> Exercise requirements:
An exact reproduction of all entries is required.

*** Opening Raw data ***

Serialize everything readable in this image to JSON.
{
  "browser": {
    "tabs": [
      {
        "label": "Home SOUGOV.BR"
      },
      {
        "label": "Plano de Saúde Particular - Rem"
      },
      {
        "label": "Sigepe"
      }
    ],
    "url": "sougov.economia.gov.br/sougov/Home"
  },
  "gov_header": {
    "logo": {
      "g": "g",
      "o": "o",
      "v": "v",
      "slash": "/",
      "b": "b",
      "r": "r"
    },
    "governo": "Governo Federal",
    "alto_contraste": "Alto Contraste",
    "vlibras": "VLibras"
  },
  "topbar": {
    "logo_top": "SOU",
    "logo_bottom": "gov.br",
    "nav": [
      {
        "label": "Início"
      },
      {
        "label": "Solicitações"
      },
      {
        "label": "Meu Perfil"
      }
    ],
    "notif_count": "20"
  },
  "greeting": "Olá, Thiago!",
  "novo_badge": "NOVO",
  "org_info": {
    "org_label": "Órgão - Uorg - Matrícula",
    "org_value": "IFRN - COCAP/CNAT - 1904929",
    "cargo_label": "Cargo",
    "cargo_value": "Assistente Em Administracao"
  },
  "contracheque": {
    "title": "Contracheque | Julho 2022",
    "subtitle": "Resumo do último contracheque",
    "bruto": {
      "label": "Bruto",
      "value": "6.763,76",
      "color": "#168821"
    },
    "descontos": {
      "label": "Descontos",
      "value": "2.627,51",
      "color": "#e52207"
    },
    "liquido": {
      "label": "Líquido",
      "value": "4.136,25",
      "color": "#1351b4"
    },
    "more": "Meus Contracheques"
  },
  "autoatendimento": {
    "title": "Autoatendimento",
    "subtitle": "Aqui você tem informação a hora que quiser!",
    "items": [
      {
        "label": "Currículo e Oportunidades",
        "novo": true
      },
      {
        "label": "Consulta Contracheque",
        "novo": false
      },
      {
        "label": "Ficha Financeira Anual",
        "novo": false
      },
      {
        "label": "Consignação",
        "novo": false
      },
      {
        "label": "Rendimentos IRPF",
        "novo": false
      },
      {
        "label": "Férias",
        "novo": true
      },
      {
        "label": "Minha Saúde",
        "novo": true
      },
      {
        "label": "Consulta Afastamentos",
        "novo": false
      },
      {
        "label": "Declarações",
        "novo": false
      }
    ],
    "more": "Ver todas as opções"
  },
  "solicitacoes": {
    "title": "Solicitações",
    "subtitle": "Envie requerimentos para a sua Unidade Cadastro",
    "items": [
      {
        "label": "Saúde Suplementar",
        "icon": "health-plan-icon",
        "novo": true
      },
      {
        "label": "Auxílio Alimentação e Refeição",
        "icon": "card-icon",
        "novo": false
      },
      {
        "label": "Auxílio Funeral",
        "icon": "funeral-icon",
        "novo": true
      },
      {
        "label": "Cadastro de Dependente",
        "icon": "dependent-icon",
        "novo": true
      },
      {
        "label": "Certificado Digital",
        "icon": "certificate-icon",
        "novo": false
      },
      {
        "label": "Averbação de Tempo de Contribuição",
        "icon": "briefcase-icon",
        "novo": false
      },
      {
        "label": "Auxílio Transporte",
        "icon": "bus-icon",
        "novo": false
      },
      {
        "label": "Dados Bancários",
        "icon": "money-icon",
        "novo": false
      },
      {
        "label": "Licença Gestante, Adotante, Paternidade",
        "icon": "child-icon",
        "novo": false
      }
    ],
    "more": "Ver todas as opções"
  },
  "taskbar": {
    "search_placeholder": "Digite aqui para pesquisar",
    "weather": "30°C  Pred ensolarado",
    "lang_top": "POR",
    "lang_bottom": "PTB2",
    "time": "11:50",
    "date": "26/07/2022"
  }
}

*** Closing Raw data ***

> Final answer:
Serialize everything readable in this image to JSON.
{
  "browser": {
    "tabs": [
      {
        "label": "Home SOUGOV.BR"
      },
      {
        "label": "Plano de Saúde Particular - Rem"
      },
      {
        "label": "Sigepe"
      }
    ],
    "url": "sougov.economia.gov.br/sougov/Home"
  },
  "gov_header": {
    "logo": {
      "g": "g",
      "o": "o",
      "v": "v",
      "slash": "/",
      "b": "b",
      "r": "r"
    },
    "governo": "Governo Federal",
    "alto_contraste": "Alto Contraste",
    "vlibras": "VLibras"
  },
  "topbar": {
    "logo_top": "SOU",
    "logo_bottom": "gov.br",
    "nav": [
      {
        "label": "Início"
      },
      {
        "label": "Solicitações"
      },
      {
        "label": "Meu Perfil"
      }
    ],
    "notif_count": "20"
  },
  "greeting": "Olá, Thiago!",
  "novo_badge": "NOVO",
  "org_info": {
    "org_label": "Órgão - Uorg - Matrícula",
    "org_value": "IFRN - COCAP/CNAT - 1904929",
    "cargo_label": "Cargo",
    "cargo_value": "Assistente Em Administracao"
  },
  "contracheque": {
    "title": "Contracheque | Julho 2022",
    "subtitle": "Resumo do último contracheque",
    "bruto": {
      "label": "Bruto",
      "value": "6.763,76",
      "color": "#168821"
    },
    "descontos": {
      "label": "Descontos",
      "value": "2.627,51",
      "color": "#e52207"
    },
    "liquido": {
      "label": "Líquido",
      "value": "4.136,25",
      "color": "#1351b4"
    },
    "more": "Meus Contracheques"
  },
  "autoatendimento": {
    "title": "Autoatendimento",
    "subtitle": "Aqui você tem informação a hora que quiser!",
    "items": [
      {
        "label": "Currículo e Oportunidades",
        "novo": true
      },
      {
        "label": "Consulta Contracheque",
        "novo": false
      },
      {
        "label": "Ficha Financeira Anual",
        "novo": false
      },
      {
        "label": "Consignação",
        "novo": false
      },
      {
        "label": "Rendimentos IRPF",
        "novo": false
      },
      {
        "label": "Férias",
        "novo": true
      },
      {
        "label": "Minha Saúde",
        "novo": true
      },
      {
        "label": "Consulta Afastamentos",
        "novo": false
      },
      {
        "label": "Declarações",
        "novo": false
      }
    ],
    "more": "Ver todas as opções"
  },
  "solicitacoes": {
    "title": "Solicitações",
    "subtitle": "Envie requerimentos para a sua Unidade Cadastro",
    "items": [
      {
        "label": "Saúde Suplementar",
        "icon": "health-plan-icon",
        "novo": true
      },
      {
        "label": "Auxílio Alimentação e Refeição",
        "icon": "card-icon",
        "novo": false
      },
      {
        "label": "Auxílio Funeral",
        "icon": "funeral-icon",
        "novo": true
      },
      {
        "label": "Cadastro de Dependente",
        "icon": "dependent-icon",
        "novo": true
      },
      {
        "label": "Certificado Digital",
        "icon": "certificate-icon",
        "novo": false
      },
      {
        "label": "Averbação de Tempo de Contribuição",
        "icon": "briefcase-icon",
        "novo": false
      },
      {
        "label": "Auxílio Transporte",
        "icon": "bus-icon",
        "novo": false
      },
      {
        "label": "Dados Bancários",
        "icon": "money-icon",
        "novo": false
      },
      {
        "label": "Licença Gestante, Adotante, Paternidade",
        "icon": "child-icon",
        "novo": false
      }
    ],
    "more": "Ver todas as opções"
  },
  "taskbar": {
    "search_placeholder": "Digite aqui para pesquisar",
    "weather": "30°C  Pred ensolarado",
    "lang_top": "POR",
    "lang_bottom": "PTB2",
    "time": "11:50",
    "date": "26/07/2022"
  }
}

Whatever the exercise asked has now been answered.